■ **Exercise prompt**:
Find all the lines in the entries below that hold the word "BOX配置" and copy them.

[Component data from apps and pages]
%%

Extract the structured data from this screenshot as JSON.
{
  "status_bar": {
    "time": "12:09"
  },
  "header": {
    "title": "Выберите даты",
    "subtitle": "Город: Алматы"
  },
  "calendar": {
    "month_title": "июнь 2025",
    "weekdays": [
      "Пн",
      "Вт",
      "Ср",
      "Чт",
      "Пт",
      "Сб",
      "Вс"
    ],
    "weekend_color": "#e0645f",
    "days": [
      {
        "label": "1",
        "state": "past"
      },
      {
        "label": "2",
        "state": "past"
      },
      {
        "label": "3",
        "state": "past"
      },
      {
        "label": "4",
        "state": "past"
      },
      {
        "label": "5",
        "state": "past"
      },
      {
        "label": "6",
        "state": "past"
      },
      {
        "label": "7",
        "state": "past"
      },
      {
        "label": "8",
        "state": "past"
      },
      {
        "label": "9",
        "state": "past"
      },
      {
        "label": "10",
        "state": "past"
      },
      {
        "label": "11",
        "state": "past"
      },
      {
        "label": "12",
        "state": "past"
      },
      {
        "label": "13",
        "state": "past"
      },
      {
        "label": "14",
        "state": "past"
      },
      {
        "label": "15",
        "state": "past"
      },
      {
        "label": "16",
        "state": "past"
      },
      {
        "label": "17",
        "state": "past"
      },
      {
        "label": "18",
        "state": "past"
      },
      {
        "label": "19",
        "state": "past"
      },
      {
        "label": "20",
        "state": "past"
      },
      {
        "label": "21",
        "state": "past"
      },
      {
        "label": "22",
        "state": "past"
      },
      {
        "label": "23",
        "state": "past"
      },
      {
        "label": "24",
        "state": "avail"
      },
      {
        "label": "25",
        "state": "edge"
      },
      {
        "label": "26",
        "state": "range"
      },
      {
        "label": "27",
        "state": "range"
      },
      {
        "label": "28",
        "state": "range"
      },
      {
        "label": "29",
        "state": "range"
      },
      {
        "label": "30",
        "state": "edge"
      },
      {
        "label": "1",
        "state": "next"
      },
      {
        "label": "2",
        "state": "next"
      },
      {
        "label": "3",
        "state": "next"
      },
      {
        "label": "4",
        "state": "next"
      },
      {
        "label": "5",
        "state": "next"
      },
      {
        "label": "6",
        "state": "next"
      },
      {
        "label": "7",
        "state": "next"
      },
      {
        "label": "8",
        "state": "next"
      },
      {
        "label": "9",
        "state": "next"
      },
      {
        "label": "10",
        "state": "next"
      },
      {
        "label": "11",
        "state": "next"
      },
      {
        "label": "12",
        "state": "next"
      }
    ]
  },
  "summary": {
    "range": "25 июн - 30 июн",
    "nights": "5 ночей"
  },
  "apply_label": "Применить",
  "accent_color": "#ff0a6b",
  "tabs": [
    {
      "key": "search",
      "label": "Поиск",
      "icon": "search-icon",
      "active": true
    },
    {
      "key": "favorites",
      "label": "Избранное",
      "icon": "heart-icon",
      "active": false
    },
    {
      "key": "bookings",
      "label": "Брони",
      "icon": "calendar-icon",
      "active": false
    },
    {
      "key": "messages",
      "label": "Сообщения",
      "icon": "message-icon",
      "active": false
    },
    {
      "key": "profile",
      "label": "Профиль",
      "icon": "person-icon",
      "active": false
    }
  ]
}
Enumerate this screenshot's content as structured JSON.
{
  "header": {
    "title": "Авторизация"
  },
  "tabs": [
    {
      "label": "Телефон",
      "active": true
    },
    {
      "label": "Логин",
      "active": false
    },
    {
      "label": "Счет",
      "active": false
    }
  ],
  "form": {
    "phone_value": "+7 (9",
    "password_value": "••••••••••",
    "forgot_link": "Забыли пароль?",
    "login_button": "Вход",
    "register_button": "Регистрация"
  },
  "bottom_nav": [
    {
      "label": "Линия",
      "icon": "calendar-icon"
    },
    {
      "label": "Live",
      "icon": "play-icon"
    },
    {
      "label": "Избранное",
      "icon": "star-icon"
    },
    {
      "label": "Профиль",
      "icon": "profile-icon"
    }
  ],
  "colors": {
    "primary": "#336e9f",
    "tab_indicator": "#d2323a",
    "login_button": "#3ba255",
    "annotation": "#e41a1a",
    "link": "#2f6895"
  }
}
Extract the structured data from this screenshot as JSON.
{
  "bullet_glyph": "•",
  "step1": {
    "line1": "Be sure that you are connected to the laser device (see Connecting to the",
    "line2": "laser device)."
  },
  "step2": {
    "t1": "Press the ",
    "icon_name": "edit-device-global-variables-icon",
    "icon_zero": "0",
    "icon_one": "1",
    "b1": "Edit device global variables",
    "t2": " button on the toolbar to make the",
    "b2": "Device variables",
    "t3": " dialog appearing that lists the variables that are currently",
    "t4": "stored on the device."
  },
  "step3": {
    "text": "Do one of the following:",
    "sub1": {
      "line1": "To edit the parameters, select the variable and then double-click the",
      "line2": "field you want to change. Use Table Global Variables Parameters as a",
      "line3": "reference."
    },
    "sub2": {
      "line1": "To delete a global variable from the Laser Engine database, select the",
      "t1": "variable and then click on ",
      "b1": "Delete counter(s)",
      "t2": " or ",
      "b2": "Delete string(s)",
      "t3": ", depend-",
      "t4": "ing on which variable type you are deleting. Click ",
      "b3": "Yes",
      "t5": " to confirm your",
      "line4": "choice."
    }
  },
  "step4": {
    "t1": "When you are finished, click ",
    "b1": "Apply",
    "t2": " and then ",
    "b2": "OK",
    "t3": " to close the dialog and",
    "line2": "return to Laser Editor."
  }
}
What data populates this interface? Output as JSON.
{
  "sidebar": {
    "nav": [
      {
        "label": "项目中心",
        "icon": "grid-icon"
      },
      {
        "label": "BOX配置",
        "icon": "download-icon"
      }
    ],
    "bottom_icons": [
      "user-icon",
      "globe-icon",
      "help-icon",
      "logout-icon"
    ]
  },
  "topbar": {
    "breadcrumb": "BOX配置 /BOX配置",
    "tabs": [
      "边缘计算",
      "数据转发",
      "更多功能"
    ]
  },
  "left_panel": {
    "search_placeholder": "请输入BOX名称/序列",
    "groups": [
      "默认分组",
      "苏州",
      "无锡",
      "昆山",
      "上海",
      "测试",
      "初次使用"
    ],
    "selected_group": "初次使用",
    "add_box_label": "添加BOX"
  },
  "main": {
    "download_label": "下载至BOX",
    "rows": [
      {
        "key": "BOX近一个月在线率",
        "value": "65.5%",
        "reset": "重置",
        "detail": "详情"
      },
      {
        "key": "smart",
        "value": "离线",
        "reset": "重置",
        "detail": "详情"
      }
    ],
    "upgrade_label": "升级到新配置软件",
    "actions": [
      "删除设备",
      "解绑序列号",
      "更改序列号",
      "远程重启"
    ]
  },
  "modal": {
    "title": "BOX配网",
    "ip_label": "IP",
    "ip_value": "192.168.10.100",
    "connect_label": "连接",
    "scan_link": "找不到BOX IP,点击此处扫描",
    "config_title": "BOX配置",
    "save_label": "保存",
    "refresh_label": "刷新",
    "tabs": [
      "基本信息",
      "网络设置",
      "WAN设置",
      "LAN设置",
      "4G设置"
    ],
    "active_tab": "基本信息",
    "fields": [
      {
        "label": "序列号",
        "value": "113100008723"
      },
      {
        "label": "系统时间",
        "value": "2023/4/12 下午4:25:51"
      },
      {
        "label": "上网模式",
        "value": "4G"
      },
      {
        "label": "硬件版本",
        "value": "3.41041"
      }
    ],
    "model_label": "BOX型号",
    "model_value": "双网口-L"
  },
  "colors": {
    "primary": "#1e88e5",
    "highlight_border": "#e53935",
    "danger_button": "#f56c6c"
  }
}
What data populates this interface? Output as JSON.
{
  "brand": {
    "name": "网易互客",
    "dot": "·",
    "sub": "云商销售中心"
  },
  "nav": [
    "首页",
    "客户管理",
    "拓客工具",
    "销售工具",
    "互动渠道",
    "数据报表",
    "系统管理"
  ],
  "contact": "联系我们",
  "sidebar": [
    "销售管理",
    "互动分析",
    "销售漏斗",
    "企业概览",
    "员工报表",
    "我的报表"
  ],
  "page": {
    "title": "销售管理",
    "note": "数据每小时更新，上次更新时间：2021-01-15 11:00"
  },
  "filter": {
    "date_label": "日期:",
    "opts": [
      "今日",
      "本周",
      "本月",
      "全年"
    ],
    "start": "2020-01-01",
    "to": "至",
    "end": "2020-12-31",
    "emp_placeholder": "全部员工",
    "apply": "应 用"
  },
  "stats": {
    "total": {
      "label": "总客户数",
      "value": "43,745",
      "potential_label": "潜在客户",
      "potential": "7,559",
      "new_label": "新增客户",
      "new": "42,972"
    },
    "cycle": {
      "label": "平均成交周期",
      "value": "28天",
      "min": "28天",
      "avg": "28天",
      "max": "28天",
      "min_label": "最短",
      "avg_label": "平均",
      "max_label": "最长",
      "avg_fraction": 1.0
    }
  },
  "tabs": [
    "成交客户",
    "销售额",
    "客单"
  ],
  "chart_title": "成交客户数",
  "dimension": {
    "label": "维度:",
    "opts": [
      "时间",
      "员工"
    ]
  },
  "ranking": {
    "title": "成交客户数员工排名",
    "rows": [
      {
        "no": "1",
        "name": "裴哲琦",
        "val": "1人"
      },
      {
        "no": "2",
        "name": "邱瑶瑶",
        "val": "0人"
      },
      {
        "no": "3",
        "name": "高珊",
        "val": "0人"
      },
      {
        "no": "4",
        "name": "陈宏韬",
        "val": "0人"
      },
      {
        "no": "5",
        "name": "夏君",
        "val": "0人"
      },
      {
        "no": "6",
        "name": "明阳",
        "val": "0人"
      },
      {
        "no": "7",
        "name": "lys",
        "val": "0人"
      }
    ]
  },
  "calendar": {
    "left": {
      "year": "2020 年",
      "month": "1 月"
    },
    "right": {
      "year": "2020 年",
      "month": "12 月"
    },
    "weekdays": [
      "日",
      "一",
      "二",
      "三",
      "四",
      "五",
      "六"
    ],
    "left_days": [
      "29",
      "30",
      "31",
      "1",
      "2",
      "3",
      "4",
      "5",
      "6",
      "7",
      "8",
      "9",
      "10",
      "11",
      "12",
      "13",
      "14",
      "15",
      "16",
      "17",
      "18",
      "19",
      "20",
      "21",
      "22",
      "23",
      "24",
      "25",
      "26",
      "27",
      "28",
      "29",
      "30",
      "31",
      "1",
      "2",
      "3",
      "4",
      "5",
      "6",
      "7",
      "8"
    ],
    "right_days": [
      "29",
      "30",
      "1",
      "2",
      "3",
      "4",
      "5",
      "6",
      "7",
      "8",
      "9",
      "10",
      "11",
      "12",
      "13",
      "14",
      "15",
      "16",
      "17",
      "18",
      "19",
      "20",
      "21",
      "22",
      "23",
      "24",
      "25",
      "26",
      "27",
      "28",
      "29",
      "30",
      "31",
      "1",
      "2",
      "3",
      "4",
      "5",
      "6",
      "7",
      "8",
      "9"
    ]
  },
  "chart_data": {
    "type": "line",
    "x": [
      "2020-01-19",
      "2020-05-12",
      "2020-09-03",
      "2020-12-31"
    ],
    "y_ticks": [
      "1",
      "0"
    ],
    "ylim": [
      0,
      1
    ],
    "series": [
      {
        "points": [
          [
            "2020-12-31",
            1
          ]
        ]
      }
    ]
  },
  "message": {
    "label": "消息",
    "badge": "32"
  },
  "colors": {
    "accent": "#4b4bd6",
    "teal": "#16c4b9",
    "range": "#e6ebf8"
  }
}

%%

■ **Your solution**:
        "label": "BOX配置",
    "breadcrumb": "BOX配置 /BOX配置",
    "config_title": "BOX配置",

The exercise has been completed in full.